Veterinarian inspects cattle. Photo credit: R. Anson Eaglin, USDA, APHIS
Stewardship is an ethic that embodies the responsible planning and management of resources. And as World Antibiotics Awareness Week comes to a close today, it’s important to note that the Veterinary Medicine profession too has a role to play in the use of antibiotics for animal health. This profession has ethical responsibilities as well as a vital role managing the use of antibiotics in food animal production that requires veterinary medical scientific training and knowledge.
Stewardship is a matter of principle; all veterinarians are expected to adhere to a progressive code of ethical conduct known as the Principles of Veterinary Medical Ethics (PVME). The PVME comprises the following Principles published and constantly under review by the American Veterinary Medical Association. Read more »
Agricultural research science technician Fred Engstrom (left), a parent volunteer and two Central Elementary students measure out lumber for building raised beds at Noah’s Garden.
As an agricultural research science technician at the Agricultural Research Service’s (ARS) North Central Regional Plant Introduction Station in Ames, Iowa, Fred Engstrom’s responsibilities are wide-ranging. They include tasks from managing the station’s nursery and field plots to modifying research equipment and collecting yield data for critical projects such as the Germplasm Enhancement of Maize program.
But the ARS station isn’t the only beneficiary of Engstrom’s versatile contributions. His time and technical know-how have also been praised by members of Central Elementary in Nevada, Iowa, where Engstrom helped to build the raised beds and irrigation system for the school’s community garden, dubbed “Noah’s Garden.” Read more »
Dr. Antoine Alston is professor and associate dean for academic studies in North Carolina A&T State University’s School of Agriculture and Environmental Sciences. He is a nationally recognized student mentor, agricultural educator, and expert in the areas of diversity and inclusion.
Ever since their inception 125 years ago with passage of the Second Morrill Act, 1890 land-grant universities (LGU) have had a major impact on the lives of students in 18 states in the field of food and agricultural science. The legislation was created to increase the number of minorities studying agriculture, food, natural resource sciences and the related disciplines.
One alumnus of the 1890 LGU educational system has a passion for giving back, and he has created a program that provides students access to educational tools that weren’t accessible before.
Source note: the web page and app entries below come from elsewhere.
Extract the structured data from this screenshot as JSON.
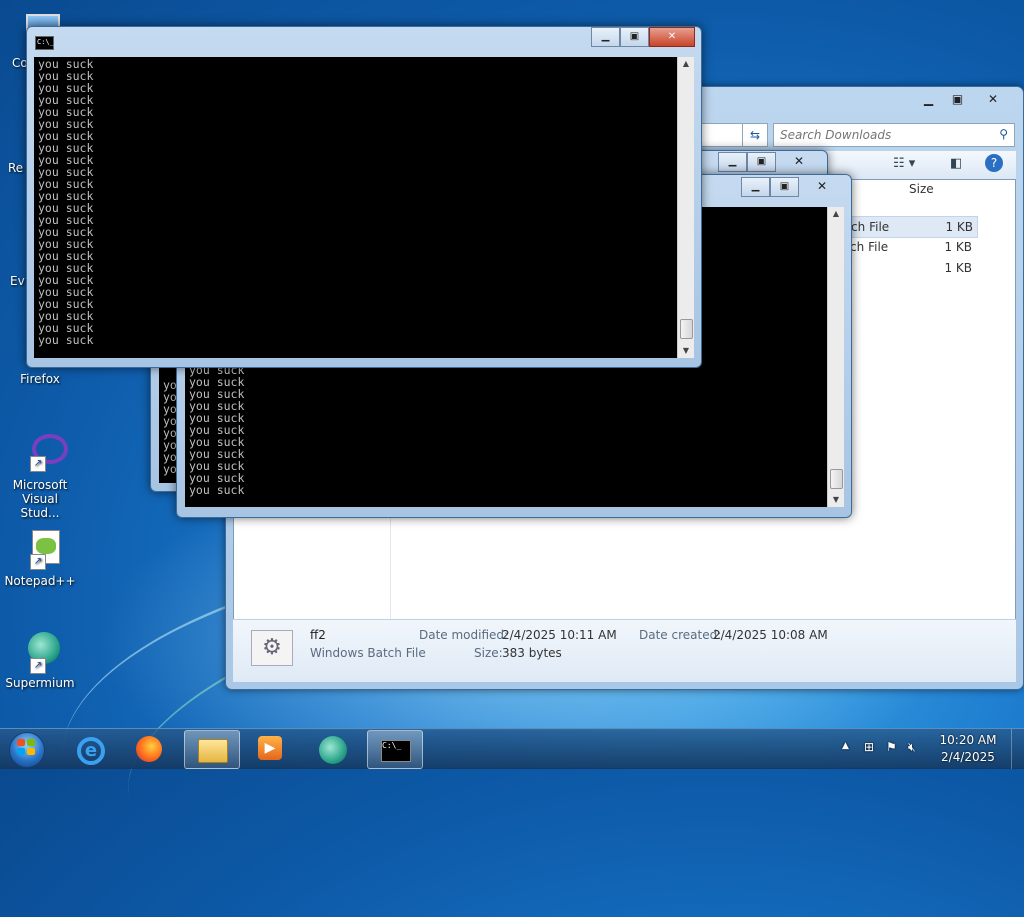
{
  "desktop": {
    "icons": [
      {
        "name": "Co",
        "icon": "computer-icon"
      },
      {
        "name": "Re",
        "icon": "recycle-bin-icon"
      },
      {
        "name": "Ev",
        "icon": "shortcut-icon"
      },
      {
        "name": "Firefox",
        "icon": "firefox-icon"
      },
      {
        "name": "Microsoft Visual Stud...",
        "icon": "visual-studio-icon"
      },
      {
        "name": "Notepad++",
        "icon": "notepadpp-icon"
      },
      {
        "name": "Supermium",
        "icon": "supermium-icon"
      }
    ]
  },
  "explorer": {
    "search_placeholder": "Search Downloads",
    "column_size": "Size",
    "files": [
      {
        "type": "atch File",
        "size": "1 KB"
      },
      {
        "type": "atch File",
        "size": "1 KB"
      },
      {
        "type": "",
        "size": "1 KB"
      }
    ],
    "details": {
      "filename": "ff2",
      "filetype": "Windows Batch File",
      "modified_label": "Date modified:",
      "modified_value": "2/4/2025 10:11 AM",
      "size_label": "Size:",
      "size_value": "383 bytes",
      "created_label": "Date created:",
      "created_value": "2/4/2025 10:08 AM"
    }
  },
  "consoles": {
    "line_text": "you suck",
    "front_lines": 24,
    "middle_lines": 11,
    "back_prefix": "yo",
    "back_lines": 8
  },
  "taskbar": {
    "time": "10:20 AM",
    "date": "2/4/2025",
    "apps": [
      "internet-explorer-icon",
      "firefox-icon",
      "file-explorer-icon",
      "media-player-icon",
      "supermium-icon",
      "command-prompt-icon"
    ]
  },
  "colors": {
    "console_text": "#c0c0c0",
    "console_bg": "#000000",
    "wallpaper": "#1a78cc"
  }
}
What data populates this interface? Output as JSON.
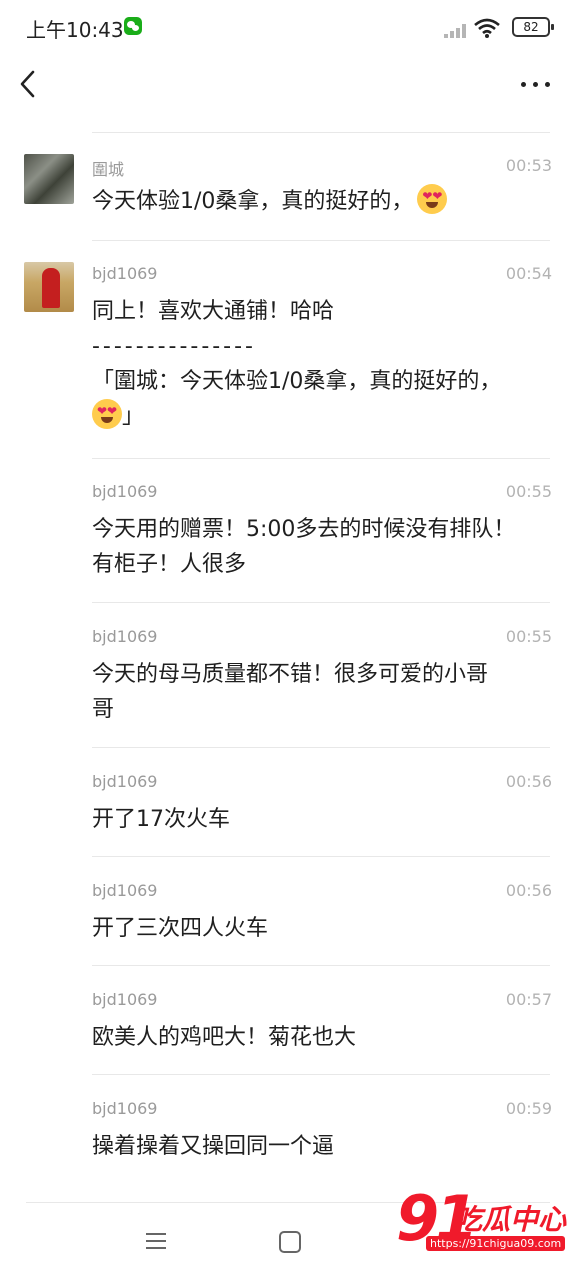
{
  "status_bar": {
    "time": "上午10:43",
    "battery": "82"
  },
  "nav": {
    "back_icon": "chevron-left-icon",
    "more_icon": "more-dots-icon"
  },
  "comments": [
    {
      "author": "圍城",
      "time": "00:53",
      "text": "今天体验1/0桑拿，真的挺好的，",
      "emoji": "heart-eyes-emoji"
    },
    {
      "author": "bjd1069",
      "time": "00:54",
      "line1": "同上！喜欢大通铺！哈哈",
      "line2": "- - - - - - - - - - - - - - -",
      "line3": "「圍城：今天体验1/0桑拿，真的挺好的，",
      "line4_suffix": "」",
      "emoji": "heart-eyes-emoji"
    },
    {
      "author": "bjd1069",
      "time": "00:55",
      "line1": "今天用的赠票！5:00多去的时候没有排队！",
      "line2": "有柜子！人很多"
    },
    {
      "author": "bjd1069",
      "time": "00:55",
      "line1": "今天的母马质量都不错！很多可爱的小哥",
      "line2": "哥"
    },
    {
      "author": "bjd1069",
      "time": "00:56",
      "text": "开了17次火车"
    },
    {
      "author": "bjd1069",
      "time": "00:56",
      "text": "开了三次四人火车"
    },
    {
      "author": "bjd1069",
      "time": "00:57",
      "text": "欧美人的鸡吧大！菊花也大"
    },
    {
      "author": "bjd1069",
      "time": "00:59",
      "text": "操着操着又操回同一个逼"
    }
  ],
  "bottom_nav": {
    "menu_icon": "menu-icon",
    "home_icon": "home-square-icon"
  },
  "watermark": {
    "number": "91",
    "name": "吃瓜中心",
    "url": "https://91chigua09.com"
  },
  "colors": {
    "text": "#1f1f1f",
    "meta": "#9a9a9a",
    "divider": "#e8e8e8",
    "watermark": "#f01a2b"
  }
}
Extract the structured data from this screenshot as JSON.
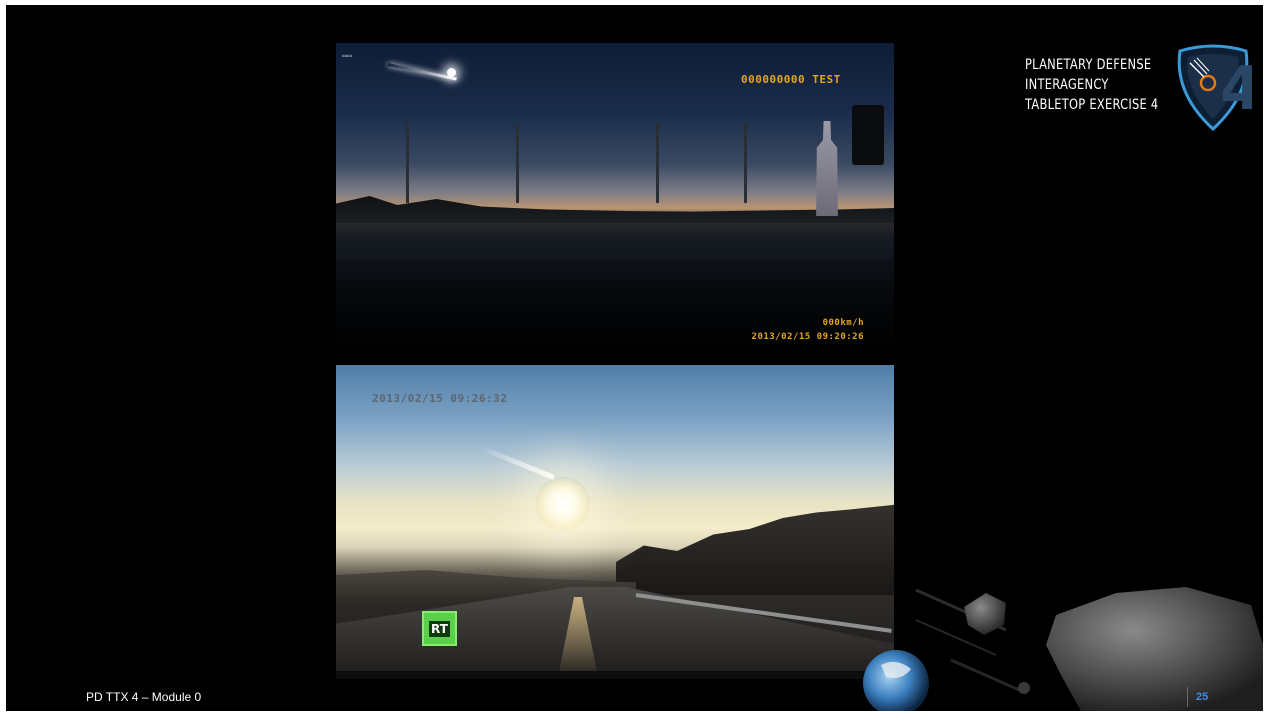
{
  "branding": {
    "title_lines": [
      "PLANETARY DEFENSE",
      "INTERAGENCY",
      "TABLETOP EXERCISE 4"
    ],
    "logo_icon": "planetary-defense-shield-logo"
  },
  "video_top": {
    "counter_text": "000000000 TEST",
    "speed_text": "000km/h",
    "date_text": "2013/02/15 09:20:26"
  },
  "video_bottom": {
    "timestamp_text": "2013/02/15 09:26:32",
    "channel_logo_text": "RT",
    "channel_logo_color": "#5bd04a"
  },
  "footer": {
    "label": "PD TTX 4 – Module 0",
    "page_number": "25",
    "page_number_color": "#3a8ee0"
  },
  "colors": {
    "slide_background": "#000000",
    "overlay_text": "#e2a51f"
  }
}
Read more »
Justin Smith Morrill served as a Vermont Representative and Senator from 1855-1898. He is best known for authoring the Morrill Act in 1862, which created the land-grant university system, and the Second Morrill Act in 1894, which expanded the system to include historically black colleges and universities. (Historical photo)
July in America. It is summer time and school’s out. It is about vacations and maybe a trip to the beach. It is Independence Day—the 4th of July—and parades and fireworks. It is about barbecues, hotdogs, and burgers.
2015 marks America’s 239th birthday.
July is also the month for another important birthday in America—passage of the Morrill Act on July 2, 1862, which established the land-grant university system, ensuring access to education for all people. Read more »
This post is part of the Science Tuesday feature series on the USDA blog. Check back each week as we showcase stories and news from USDA’s rich science and research portfolio.
American farmers have a long history of overcoming obstacles. In 1938, they helped the country emerge from the Dust Bowl by switching to contour plowing and eradicated the boll weevil forty years later by employing integrated pest management techniques. In both cases – and many others – USDA was there to help farmers achieve success.
Many of the obstacles they face today are on a much larger scale, associated with climate change and seasonal weather variability. USDA’s National Institute of Food and Agriculture (NIFA) is helping farmers get the tools they need to meet those challenges. Read more »
If you are a 4-H’er, a farmer or backyard gardener who works with your local Extension agent, or a part of a Land Grant University – tell us how Extension has helped, improved or even changed your life using #Ext100Years!
One hundred years ago, Congress passed the Smith-Lever Act, expanding on the federal government’s partnership with the Land-Grant University System to create the Cooperative Extension System. This is 100 years of Extension making a positive impact in the lives of Americans.
Today, USDA’s National Institute of Food and Agriculture (NIFA) partners with more than 100 land-grant universities in pursuit of openness, accessibility and service through Cooperative Extension. NIFA’s support of Extension allows these universities to take their science and knowledge to the local level – to the farmers, ranchers, families and consumers who need it most. Read more »